|Beach Teen's Millennial Dream Makes Her 1 in 2000
by Patricia Kirby
Virginia Vogt, center in white T-shirt, joins a group of teens getting wet and learning about wetlands at the Academy of Natural Sciences camp at Jefferson Patterson Park.
"Winning is not about me but about my issue. It made me feel that people do care about the wetlands, and that I'm not the only one," said Virginia Vogt. The Calvert County 14-year-old joined 1,999 other 8- to 15-year-olds around the world as a certified Millennium Dreamer. On opening the message from contest sponsors McDonald's and the Walt Disney Co., naming her a winner, Virginia screamed with delight.
Like the other winners, she'd written a 150-word essay describing a contribution she'd made to her community. Virginia's issue was Chesapeake Beach's controversy over swapping land for Kellam Ball Field. The field is officially a wetland, and many citizens feared a slippery slope from ball field to parking lot for the next-door Chesapeake Beach Waterpark.
Nominating Virginia as a Millennium Dreamer, her aunt, Sheila Hunt, wrote:
"Virginia has made all of us proud by caring about an area and shouting about it when all the rest of us did not even know about it. She said, quoting Joni Mitchell, 'Please don't pave over paradise to put up a parking lot.' And she continued to stand up and say, even while being booed, that she represented the young people of the town."
Virginia, who's been involved in ecological activities for years, bumped into her winning issue. "I got a flyer at 7pm to come to a meeting about the ball field that same evening," she said. "So I went with some friends. We were the youngest ones there. We asked questions, and that gave us more insight."
Despite promises that paving would never occur, the teens were suspicious. They thought some publicity might help. Virginia organized a petition drive at her school, Northern High. It was this petition, she thinks, that tipped the judges' vote in her favor, because she and her friends got "250 kids' signatures." First, of course, they asked the principal's permission. He agreed as long as the students understood what they were signing and things "didn't get out of control."
Virginia's campaign may have helped prevent the land swap, and, she hopes, protected wetlands.
"To me," Virginia explains, "the wetlands are the most important thing I have ever worked on." Ever has some meaning in Virginia's young life. She has volunteered on at least three local projects. At Jefferson-Patterson Park, she helped excavate "slave quarters in one area, a settlement in another." She's also pitched in at Calvert Marine Museum and at the Student Experiences in the Natural Environment summer camp program at the Academy of Natural Sciences Estuarine Research Center.

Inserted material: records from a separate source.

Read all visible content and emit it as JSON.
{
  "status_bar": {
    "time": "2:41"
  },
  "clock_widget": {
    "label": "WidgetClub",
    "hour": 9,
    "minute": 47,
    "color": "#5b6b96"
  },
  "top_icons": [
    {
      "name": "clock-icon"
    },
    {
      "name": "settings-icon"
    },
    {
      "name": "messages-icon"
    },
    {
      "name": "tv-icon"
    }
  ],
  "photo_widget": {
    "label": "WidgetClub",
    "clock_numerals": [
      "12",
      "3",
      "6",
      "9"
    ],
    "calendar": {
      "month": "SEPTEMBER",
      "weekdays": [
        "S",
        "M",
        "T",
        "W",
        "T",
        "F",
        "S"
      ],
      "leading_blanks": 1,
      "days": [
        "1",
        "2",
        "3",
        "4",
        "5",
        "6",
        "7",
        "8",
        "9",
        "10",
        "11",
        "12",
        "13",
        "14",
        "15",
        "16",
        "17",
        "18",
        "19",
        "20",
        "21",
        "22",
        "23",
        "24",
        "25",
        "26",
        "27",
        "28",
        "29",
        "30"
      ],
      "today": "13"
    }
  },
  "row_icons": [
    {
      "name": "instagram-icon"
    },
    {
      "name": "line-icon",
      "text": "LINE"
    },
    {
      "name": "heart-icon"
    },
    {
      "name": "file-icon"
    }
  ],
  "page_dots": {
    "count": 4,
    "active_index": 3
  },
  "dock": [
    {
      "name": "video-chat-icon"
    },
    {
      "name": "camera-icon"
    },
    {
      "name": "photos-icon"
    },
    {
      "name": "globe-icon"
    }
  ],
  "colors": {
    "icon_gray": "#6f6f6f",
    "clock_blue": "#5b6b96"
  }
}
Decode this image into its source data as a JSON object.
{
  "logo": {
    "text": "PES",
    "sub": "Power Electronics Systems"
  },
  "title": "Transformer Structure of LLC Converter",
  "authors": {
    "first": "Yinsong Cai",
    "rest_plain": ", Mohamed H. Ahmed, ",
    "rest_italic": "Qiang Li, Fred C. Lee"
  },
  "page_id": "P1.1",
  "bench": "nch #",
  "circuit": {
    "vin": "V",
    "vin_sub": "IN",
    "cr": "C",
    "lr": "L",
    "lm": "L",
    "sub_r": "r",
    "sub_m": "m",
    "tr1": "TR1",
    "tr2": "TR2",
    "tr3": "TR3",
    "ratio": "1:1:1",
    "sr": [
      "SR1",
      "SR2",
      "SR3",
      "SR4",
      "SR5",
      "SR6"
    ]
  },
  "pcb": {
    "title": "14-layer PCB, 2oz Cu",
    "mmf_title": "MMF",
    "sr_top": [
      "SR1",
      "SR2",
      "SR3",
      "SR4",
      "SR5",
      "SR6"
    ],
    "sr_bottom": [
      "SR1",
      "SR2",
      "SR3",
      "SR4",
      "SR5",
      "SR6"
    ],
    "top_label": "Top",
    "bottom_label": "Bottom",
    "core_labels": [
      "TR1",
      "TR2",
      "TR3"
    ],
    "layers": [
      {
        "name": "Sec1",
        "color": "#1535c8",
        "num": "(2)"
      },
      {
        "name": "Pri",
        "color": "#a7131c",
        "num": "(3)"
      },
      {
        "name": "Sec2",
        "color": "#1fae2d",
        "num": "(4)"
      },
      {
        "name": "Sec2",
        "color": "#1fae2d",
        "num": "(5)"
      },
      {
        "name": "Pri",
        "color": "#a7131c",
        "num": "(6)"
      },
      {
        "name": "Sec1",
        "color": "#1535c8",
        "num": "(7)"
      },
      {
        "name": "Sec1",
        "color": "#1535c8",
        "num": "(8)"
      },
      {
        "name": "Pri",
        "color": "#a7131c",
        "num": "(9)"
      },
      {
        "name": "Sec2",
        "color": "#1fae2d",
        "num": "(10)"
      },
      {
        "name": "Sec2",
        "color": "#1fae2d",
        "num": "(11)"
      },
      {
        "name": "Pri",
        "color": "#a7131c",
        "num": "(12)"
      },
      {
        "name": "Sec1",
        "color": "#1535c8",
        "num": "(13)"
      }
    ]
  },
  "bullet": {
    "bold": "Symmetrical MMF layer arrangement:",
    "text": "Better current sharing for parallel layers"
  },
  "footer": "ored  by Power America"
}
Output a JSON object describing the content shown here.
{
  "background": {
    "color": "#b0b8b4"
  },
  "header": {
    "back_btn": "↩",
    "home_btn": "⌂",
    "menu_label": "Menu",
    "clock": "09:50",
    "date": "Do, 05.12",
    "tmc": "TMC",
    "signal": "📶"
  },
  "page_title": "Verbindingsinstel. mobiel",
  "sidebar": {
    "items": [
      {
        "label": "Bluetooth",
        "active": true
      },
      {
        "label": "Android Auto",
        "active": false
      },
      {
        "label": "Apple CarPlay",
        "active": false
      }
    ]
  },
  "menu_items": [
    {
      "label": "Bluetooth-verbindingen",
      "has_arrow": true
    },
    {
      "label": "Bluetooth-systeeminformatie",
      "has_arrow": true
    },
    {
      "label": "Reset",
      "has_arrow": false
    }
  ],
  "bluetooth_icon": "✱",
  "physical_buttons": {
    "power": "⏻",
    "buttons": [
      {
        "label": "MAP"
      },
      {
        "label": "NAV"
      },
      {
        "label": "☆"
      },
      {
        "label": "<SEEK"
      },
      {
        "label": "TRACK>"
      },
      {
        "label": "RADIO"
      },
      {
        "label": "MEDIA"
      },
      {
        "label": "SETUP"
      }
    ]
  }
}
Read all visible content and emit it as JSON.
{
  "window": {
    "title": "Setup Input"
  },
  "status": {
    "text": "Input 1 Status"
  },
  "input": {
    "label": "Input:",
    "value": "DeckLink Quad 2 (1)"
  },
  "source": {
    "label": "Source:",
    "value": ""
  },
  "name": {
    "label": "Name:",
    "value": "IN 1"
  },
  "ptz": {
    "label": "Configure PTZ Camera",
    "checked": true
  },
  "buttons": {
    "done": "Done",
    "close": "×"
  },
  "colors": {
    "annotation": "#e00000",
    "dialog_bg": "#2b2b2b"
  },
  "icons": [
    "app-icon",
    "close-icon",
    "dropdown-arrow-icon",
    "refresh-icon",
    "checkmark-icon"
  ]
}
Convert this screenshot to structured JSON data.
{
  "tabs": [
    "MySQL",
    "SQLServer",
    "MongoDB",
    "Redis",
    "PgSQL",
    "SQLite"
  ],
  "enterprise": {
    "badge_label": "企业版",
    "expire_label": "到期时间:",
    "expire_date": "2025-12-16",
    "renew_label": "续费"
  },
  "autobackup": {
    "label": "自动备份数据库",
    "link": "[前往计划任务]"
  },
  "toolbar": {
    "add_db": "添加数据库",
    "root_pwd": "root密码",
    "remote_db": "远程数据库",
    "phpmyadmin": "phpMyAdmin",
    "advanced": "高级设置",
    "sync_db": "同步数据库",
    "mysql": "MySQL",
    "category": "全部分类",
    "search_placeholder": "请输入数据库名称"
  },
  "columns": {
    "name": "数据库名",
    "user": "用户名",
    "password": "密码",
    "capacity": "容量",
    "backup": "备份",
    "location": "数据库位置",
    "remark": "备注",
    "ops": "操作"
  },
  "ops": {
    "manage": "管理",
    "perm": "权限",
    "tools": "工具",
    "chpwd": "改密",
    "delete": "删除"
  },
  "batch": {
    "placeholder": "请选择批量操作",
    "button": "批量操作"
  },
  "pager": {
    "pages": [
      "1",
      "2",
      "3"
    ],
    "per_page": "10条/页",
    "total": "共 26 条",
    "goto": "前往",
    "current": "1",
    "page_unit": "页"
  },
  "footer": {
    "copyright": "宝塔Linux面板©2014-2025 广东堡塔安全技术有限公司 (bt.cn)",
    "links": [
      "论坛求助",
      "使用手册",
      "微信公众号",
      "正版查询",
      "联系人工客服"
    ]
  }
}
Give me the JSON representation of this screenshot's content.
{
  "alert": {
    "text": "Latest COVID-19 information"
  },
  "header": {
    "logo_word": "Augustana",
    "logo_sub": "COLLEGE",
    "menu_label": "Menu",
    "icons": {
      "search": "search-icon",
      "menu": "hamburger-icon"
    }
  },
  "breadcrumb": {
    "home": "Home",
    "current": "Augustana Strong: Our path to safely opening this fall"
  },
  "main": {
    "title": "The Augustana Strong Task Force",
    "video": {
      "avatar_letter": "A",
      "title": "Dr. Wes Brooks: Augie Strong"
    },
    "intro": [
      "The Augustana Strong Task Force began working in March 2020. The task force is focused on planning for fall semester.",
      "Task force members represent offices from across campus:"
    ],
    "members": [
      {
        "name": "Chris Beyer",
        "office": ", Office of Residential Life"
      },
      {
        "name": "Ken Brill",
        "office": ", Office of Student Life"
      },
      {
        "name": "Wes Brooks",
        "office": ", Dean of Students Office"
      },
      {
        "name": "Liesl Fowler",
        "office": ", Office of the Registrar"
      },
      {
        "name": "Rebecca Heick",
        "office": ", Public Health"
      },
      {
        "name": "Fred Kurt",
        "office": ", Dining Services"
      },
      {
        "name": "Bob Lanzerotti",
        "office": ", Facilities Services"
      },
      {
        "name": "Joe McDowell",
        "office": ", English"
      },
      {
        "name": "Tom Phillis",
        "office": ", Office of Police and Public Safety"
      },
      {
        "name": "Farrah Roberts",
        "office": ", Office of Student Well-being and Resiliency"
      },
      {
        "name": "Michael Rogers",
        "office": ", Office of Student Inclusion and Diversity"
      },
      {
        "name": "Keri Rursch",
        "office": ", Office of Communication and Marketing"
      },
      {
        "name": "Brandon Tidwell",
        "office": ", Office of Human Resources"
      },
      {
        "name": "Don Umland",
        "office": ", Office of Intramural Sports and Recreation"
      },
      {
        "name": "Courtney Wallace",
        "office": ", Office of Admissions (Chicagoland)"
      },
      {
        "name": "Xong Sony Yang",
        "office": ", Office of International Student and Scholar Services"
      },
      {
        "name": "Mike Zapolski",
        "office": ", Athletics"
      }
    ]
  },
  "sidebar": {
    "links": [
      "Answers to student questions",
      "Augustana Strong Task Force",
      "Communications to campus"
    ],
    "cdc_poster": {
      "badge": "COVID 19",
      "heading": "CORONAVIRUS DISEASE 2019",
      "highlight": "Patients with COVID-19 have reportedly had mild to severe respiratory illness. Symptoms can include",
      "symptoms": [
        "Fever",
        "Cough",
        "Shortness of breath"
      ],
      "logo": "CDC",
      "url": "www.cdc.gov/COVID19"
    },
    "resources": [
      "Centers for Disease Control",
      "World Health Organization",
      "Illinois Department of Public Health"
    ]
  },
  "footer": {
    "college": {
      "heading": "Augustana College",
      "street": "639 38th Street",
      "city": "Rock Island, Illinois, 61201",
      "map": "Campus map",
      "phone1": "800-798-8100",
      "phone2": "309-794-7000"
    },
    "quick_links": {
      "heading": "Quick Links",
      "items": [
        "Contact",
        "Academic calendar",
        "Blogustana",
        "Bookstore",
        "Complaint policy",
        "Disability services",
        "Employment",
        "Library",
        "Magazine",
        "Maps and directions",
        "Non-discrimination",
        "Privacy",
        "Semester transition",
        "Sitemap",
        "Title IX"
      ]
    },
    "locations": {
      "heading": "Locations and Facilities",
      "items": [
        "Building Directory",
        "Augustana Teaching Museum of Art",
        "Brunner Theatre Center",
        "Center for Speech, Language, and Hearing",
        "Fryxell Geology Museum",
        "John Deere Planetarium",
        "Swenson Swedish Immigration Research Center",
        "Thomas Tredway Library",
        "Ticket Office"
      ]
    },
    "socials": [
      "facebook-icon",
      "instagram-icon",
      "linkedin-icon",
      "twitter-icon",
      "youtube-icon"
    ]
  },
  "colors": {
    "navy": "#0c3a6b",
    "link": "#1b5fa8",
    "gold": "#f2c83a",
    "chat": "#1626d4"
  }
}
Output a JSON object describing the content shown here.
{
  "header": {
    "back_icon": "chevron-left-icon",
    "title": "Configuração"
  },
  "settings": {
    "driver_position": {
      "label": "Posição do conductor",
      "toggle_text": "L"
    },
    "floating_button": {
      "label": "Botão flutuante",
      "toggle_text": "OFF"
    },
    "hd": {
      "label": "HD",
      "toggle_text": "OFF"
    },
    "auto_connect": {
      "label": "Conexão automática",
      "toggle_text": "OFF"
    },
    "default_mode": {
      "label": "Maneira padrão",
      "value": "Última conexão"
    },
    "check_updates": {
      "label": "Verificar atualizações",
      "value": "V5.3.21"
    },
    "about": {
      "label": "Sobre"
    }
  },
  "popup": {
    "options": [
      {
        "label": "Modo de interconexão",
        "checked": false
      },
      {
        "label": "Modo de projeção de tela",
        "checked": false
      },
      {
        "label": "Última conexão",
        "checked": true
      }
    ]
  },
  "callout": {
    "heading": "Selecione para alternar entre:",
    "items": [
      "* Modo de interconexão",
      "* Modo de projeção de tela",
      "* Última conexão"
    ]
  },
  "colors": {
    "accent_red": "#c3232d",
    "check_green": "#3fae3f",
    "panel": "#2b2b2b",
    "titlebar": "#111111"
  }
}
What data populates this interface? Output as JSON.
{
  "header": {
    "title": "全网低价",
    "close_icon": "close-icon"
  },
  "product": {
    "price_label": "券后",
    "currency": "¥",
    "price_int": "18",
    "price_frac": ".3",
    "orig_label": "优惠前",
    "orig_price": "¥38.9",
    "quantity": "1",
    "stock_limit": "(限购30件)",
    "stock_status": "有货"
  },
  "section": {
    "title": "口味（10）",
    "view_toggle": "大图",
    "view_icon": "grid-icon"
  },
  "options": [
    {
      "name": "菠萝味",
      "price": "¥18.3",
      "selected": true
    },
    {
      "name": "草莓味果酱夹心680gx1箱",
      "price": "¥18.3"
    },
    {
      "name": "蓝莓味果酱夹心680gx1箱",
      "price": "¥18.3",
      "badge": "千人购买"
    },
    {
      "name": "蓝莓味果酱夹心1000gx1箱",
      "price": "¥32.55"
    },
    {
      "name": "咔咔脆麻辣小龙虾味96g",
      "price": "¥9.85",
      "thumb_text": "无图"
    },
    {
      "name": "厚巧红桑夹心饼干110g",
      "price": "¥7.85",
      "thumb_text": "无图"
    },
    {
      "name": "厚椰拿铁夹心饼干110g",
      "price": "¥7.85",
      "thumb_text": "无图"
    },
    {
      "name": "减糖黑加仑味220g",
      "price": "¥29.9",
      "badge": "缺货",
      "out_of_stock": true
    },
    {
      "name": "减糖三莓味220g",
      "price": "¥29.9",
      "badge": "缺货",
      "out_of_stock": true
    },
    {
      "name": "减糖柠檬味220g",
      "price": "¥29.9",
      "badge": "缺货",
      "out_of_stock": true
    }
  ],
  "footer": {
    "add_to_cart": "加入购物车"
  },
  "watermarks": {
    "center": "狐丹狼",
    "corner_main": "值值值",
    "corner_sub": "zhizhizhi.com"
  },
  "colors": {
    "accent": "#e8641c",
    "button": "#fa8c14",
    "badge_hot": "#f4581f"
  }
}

Virginia says she's always wanted to become a marine biologist. That interest goes back to a year-long program during grade school that introduced kids to their Bayfront community by first-hand visits to people and places. When the class went to the wetlands behind the school, Virginia was "hooked."
The Chesapeake Beach teen learned about the Millennium Dreamer contest on the Disney Channel. Winners and a parent were invited to a Global Children's Summit at the Walt Disney World Resort in Florida. There, the young Millennium Dreamers Ambassadors - including 18 other Maryland teens - shared their stories with each other and the world. Highlights included an interactive symposium on "The Power of One," moderated by ABC-TV News anchor Jack Ford and hearing inspirational speakers such as astronaut Sally Ride and actors Christopher Reeve and LeVar Burton talking about how one person can make a difference. Ambassador Virginia, accompanied by dad Eric, returned from the summit with stories aplenty to share with the rest of the family: mom Roseanna, three other sisters and a brother.
Reflecting on being chosen as a Millennium Dreamer, Virginia said, "I've been very opinionated all my life, and when I find something I believe in, I get involved." And what would she say about her issue of wetlands if she could reach everyone in Chesapeake Country?
"Because you live on the shore, just be extra careful what you do in your everyday life. A lot of people around here eat crabs and oysters, for instance. It doesn't really take a lot to harm the environment. Whatever you do will have an impact on the Bay and on your life."